Why would the Army want to teach children to hack? Very simple, to hack the government for the government.
Cyber security and governments around the world use legal hacking to test their systems and have fair warning regarding bugs or weaknesses in their systems. Legal hacking is big business.
So is illegal hacking.
DEF CON focuses on exposing up and coming risks to cyber security companies to prevent major catastrophe. One item exposed in this year’s conference is a cell phone wi-fi exposure.
Nitay Artenstein of Exodus Intelligence devised a self-replicating attack using Broadcom’s Wi-Fi chip that could threaten over 1 billion cell phones. In the Black Hat conference over the weekend, Artenstein exhibited how he could exploit a vulnerability in a single chip. The attack rewrites the firmware and results in the compromised chip sending a malicious package to every vulnerable chip it meets.
Biggest caveat? No required contact with the attackers Wi-Fi network. Just having Wi-Fi turned on was enough for the malware to make changes.
This is the second flaw found in Broadcom chips in the last four months. The previous flaw made Android phones vulnerable to attacks coming from a hacker’s Wi-Fi network.
While Apple and Android have released patches in both instances, ensuring your current mobile phone is not at risk, there are as many people pushing to break into mobile devices as there are people trying to protect mobile devices.
So what are some of the specific risks to a security breach of mobile devices? Three risks associated with poor security are:
- Loss of control over IoT devices.
Meaning, not being able to control or access cell phones, GPS units, or any other device that is part of a company’s overall IoT footprint.
- Breaches of customer information.
Everyone remembers public breaches, such as Target and Yahoo. The breach jeopardized customer information, with current estimates of total damage in the billions of dollars. Mobile devices are at risk of a similar breach.
- Breaches of company data
Think of all the apps and business employees run directly off their mobile devices every day. Bank information, passwords, and emails are just the beginning of the data existing on mobile devices.
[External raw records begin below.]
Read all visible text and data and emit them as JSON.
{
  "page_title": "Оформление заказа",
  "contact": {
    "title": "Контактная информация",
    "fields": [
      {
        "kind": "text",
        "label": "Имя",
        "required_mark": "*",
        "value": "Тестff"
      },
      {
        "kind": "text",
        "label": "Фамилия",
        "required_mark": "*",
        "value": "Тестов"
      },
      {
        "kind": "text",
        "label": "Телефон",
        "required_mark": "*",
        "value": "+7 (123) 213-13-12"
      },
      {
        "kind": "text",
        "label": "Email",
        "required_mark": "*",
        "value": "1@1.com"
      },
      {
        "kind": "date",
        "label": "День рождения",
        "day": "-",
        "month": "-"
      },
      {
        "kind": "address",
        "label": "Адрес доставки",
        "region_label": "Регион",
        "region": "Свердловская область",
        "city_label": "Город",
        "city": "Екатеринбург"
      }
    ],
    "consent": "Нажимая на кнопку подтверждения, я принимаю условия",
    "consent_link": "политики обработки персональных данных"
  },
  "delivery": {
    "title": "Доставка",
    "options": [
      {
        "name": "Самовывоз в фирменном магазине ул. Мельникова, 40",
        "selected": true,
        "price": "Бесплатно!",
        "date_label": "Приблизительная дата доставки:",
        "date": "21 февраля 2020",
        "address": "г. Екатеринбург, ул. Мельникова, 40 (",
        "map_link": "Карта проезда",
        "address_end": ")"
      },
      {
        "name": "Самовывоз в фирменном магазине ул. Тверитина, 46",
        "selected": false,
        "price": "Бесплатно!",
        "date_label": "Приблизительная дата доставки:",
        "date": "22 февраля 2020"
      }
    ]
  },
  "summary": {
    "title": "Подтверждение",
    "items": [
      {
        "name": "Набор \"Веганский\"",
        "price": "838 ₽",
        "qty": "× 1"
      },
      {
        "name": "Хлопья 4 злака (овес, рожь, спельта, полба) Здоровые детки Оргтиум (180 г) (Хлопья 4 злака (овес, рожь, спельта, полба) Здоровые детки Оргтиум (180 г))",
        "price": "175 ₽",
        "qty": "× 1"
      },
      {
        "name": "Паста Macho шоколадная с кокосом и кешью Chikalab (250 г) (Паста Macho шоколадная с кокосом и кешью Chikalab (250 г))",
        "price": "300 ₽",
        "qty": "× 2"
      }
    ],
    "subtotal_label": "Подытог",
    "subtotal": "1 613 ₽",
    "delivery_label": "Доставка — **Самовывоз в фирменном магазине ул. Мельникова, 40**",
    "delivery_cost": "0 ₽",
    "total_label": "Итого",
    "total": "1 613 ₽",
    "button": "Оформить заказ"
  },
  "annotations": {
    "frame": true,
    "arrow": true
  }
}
Security breaches of an IoT network can be costly. A survey of 400 IT executives across 19 industries found breaches can represent 13.4% of annual revenue for companies smaller than $5mil in revenue, and for larger firms the cost can get upwards of tens of millions of dollars.
Nearly half of US companies have suffered an IoT breach.
The survey found that companies who have not experienced a breach invested 65% more on IoT security. The decisions made focused on quality rather than cost as the primary decision driver.
What can your business do to protect its IoT devices and systems? Focus on security as a prime IT business initiative. Only 43% respondents had a standalone budget, despite 68% of respondents believing IoT security was a distinct category,.
Partnering with an IoT expert can give a company insight to where the risks exist as well as formulate a security plan. Knowing the risks and planning an appropriate budget to build effective security will prevent costly IoT security breaches, as well as minimize unexpected costs. Hiring a security partner allows a business to focus on what they do best.